* **Entries shown**:
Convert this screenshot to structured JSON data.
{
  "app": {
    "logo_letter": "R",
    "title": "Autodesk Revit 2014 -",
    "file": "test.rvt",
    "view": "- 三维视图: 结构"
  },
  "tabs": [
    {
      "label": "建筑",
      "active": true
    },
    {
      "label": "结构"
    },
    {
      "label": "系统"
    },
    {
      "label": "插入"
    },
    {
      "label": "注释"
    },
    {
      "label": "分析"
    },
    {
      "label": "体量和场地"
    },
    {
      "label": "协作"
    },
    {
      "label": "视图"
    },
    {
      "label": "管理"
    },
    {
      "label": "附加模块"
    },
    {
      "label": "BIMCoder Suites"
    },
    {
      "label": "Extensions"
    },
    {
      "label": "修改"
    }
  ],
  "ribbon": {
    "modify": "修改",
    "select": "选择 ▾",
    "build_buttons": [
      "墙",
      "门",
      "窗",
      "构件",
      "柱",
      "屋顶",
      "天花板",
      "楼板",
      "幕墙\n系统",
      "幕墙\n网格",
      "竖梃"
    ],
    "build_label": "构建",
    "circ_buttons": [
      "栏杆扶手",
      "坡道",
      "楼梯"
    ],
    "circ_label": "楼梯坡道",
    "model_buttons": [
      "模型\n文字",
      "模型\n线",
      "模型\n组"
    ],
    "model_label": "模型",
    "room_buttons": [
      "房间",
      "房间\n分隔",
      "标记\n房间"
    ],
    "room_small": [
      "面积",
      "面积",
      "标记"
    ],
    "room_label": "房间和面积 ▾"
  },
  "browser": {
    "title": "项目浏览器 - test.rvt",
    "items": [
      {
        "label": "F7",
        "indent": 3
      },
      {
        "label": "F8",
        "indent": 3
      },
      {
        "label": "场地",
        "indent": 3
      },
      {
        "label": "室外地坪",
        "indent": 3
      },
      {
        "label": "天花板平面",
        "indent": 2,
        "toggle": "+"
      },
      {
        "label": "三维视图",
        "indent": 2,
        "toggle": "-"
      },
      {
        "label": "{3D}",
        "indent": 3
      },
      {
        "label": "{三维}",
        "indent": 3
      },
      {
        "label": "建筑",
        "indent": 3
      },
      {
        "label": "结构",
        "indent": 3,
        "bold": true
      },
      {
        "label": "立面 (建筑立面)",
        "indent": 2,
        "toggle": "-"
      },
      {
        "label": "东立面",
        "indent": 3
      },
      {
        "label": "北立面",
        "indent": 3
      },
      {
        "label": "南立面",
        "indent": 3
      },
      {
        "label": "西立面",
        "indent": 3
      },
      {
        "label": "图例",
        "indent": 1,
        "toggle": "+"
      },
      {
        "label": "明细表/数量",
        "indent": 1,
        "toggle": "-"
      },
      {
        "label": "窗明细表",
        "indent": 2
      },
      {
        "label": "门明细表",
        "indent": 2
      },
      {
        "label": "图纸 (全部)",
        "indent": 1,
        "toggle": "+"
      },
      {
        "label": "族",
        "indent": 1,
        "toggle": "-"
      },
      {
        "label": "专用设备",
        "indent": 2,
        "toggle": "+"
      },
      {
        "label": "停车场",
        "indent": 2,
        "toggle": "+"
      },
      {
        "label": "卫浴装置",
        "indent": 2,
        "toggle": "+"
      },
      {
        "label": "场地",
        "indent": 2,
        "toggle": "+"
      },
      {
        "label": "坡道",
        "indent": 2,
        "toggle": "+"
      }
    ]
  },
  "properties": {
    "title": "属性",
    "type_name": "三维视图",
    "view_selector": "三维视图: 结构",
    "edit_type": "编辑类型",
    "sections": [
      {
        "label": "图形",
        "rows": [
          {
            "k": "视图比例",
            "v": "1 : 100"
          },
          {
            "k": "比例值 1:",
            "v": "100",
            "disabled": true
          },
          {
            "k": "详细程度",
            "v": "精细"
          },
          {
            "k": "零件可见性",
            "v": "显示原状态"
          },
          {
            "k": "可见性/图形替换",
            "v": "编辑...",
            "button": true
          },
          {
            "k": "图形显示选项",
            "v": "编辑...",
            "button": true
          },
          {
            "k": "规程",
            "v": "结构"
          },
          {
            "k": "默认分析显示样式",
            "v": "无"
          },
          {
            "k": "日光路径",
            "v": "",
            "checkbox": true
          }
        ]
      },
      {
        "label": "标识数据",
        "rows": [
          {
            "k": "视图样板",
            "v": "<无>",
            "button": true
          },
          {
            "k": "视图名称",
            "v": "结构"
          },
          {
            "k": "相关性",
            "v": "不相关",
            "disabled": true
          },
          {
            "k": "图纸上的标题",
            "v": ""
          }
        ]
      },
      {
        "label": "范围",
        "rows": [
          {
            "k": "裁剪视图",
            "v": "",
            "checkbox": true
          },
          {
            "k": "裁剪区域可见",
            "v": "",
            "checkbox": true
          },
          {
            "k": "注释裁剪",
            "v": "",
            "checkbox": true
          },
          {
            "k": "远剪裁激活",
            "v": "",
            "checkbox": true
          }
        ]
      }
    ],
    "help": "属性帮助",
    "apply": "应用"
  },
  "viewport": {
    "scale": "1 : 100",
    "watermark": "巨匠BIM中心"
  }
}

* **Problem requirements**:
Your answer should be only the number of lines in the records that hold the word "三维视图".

* **Result of this task**:
4